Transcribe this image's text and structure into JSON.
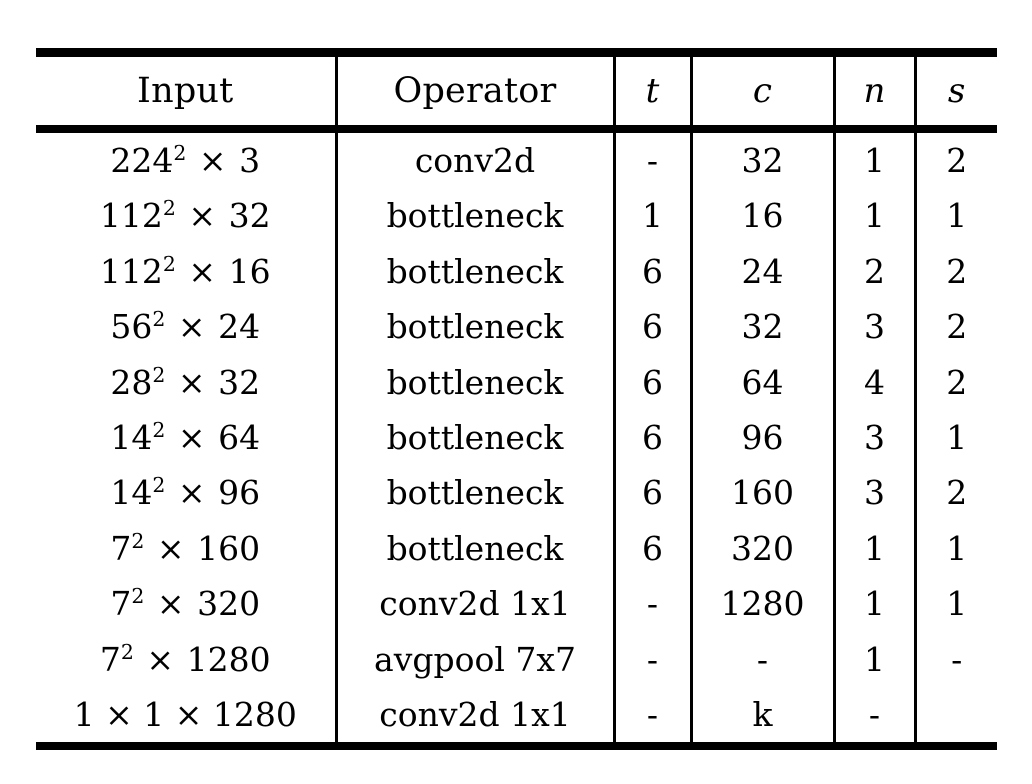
{
  "table": {
    "columns": [
      {
        "key": "input",
        "label": "Input",
        "italic": false
      },
      {
        "key": "operator",
        "label": "Operator",
        "italic": false
      },
      {
        "key": "t",
        "label": "t",
        "italic": true
      },
      {
        "key": "c",
        "label": "c",
        "italic": true
      },
      {
        "key": "n",
        "label": "n",
        "italic": true
      },
      {
        "key": "s",
        "label": "s",
        "italic": true
      }
    ],
    "rows": [
      {
        "input_base": "224",
        "input_exp": "2",
        "input_tail": "3",
        "input_text": "224² × 3",
        "operator": "conv2d",
        "t": "-",
        "c": "32",
        "n": "1",
        "s": "2"
      },
      {
        "input_base": "112",
        "input_exp": "2",
        "input_tail": "32",
        "input_text": "112² × 32",
        "operator": "bottleneck",
        "t": "1",
        "c": "16",
        "n": "1",
        "s": "1"
      },
      {
        "input_base": "112",
        "input_exp": "2",
        "input_tail": "16",
        "input_text": "112² × 16",
        "operator": "bottleneck",
        "t": "6",
        "c": "24",
        "n": "2",
        "s": "2"
      },
      {
        "input_base": "56",
        "input_exp": "2",
        "input_tail": "24",
        "input_text": "56² × 24",
        "operator": "bottleneck",
        "t": "6",
        "c": "32",
        "n": "3",
        "s": "2"
      },
      {
        "input_base": "28",
        "input_exp": "2",
        "input_tail": "32",
        "input_text": "28² × 32",
        "operator": "bottleneck",
        "t": "6",
        "c": "64",
        "n": "4",
        "s": "2"
      },
      {
        "input_base": "14",
        "input_exp": "2",
        "input_tail": "64",
        "input_text": "14² × 64",
        "operator": "bottleneck",
        "t": "6",
        "c": "96",
        "n": "3",
        "s": "1"
      },
      {
        "input_base": "14",
        "input_exp": "2",
        "input_tail": "96",
        "input_text": "14² × 96",
        "operator": "bottleneck",
        "t": "6",
        "c": "160",
        "n": "3",
        "s": "2"
      },
      {
        "input_base": "7",
        "input_exp": "2",
        "input_tail": "160",
        "input_text": "7² × 160",
        "operator": "bottleneck",
        "t": "6",
        "c": "320",
        "n": "1",
        "s": "1"
      },
      {
        "input_base": "7",
        "input_exp": "2",
        "input_tail": "320",
        "input_text": "7² × 320",
        "operator": "conv2d 1x1",
        "t": "-",
        "c": "1280",
        "n": "1",
        "s": "1"
      },
      {
        "input_base": "7",
        "input_exp": "2",
        "input_tail": "1280",
        "input_text": "7² × 1280",
        "operator": "avgpool 7x7",
        "t": "-",
        "c": "-",
        "n": "1",
        "s": "-"
      },
      {
        "input_base": "1",
        "input_exp": "",
        "input_tail": "1 × 1280",
        "input_text": "1 × 1 × 1280",
        "operator": "conv2d 1x1",
        "t": "-",
        "c": "k",
        "n": "-",
        "s": ""
      }
    ]
  },
  "style": {
    "rule_color": "#000000",
    "text_color": "#000000",
    "background": "#ffffff"
  }
}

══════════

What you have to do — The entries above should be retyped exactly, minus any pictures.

Solved exercise —
Transcribe this image's text and structure into JSON.
{
  "table": {
    "columns": [
      {
        "key": "input",
        "label": "Input",
        "italic": false
      },
      {
        "key": "operator",
        "label": "Operator",
        "italic": false
      },
      {
        "key": "t",
        "label": "t",
        "italic": true
      },
      {
        "key": "c",
        "label": "c",
        "italic": true
      },
      {
        "key": "n",
        "label": "n",
        "italic": true
      },
      {
        "key": "s",
        "label": "s",
        "italic": true
      }
    ],
    "rows": [
      {
        "input_base": "224",
        "input_exp": "2",
        "input_tail": "3",
        "input_text": "224² × 3",
        "operator": "conv2d",
        "t": "-",
        "c": "32",
        "n": "1",
        "s": "2"
      },
      {
        "input_base": "112",
        "input_exp": "2",
        "input_tail": "32",
        "input_text": "112² × 32",
        "operator": "bottleneck",
        "t": "1",
        "c": "16",
        "n": "1",
        "s": "1"
      },
      {
        "input_base": "112",
        "input_exp": "2",
        "input_tail": "16",
        "input_text": "112² × 16",
        "operator": "bottleneck",
        "t": "6",
        "c": "24",
        "n": "2",
        "s": "2"
      },
      {
        "input_base": "56",
        "input_exp": "2",
        "input_tail": "24",
        "input_text": "56² × 24",
        "operator": "bottleneck",
        "t": "6",
        "c": "32",
        "n": "3",
        "s": "2"
      },
      {
        "input_base": "28",
        "input_exp": "2",
        "input_tail": "32",
        "input_text": "28² × 32",
        "operator": "bottleneck",
        "t": "6",
        "c": "64",
        "n": "4",
        "s": "2"
      },
      {
        "input_base": "14",
        "input_exp": "2",
        "input_tail": "64",
        "input_text": "14² × 64",
        "operator": "bottleneck",
        "t": "6",
        "c": "96",
        "n": "3",
        "s": "1"
      },
      {
        "input_base": "14",
        "input_exp": "2",
        "input_tail": "96",
        "input_text": "14² × 96",
        "operator": "bottleneck",
        "t": "6",
        "c": "160",
        "n": "3",
        "s": "2"
      },
      {
        "input_base": "7",
        "input_exp": "2",
        "input_tail": "160",
        "input_text": "7² × 160",
        "operator": "bottleneck",
        "t": "6",
        "c": "320",
        "n": "1",
        "s": "1"
      },
      {
        "input_base": "7",
        "input_exp": "2",
        "input_tail": "320",
        "input_text": "7² × 320",
        "operator": "conv2d 1x1",
        "t": "-",
        "c": "1280",
        "n": "1",
        "s": "1"
      },
      {
        "input_base": "7",
        "input_exp": "2",
        "input_tail": "1280",
        "input_text": "7² × 1280",
        "operator": "avgpool 7x7",
        "t": "-",
        "c": "-",
        "n": "1",
        "s": "-"
      },
      {
        "input_base": "1",
        "input_exp": "",
        "input_tail": "1 × 1280",
        "input_text": "1 × 1 × 1280",
        "operator": "conv2d 1x1",
        "t": "-",
        "c": "k",
        "n": "-",
        "s": ""
      }
    ]
  },
  "style": {
    "rule_color": "#000000",
    "text_color": "#000000",
    "background": "#ffffff"
  }
}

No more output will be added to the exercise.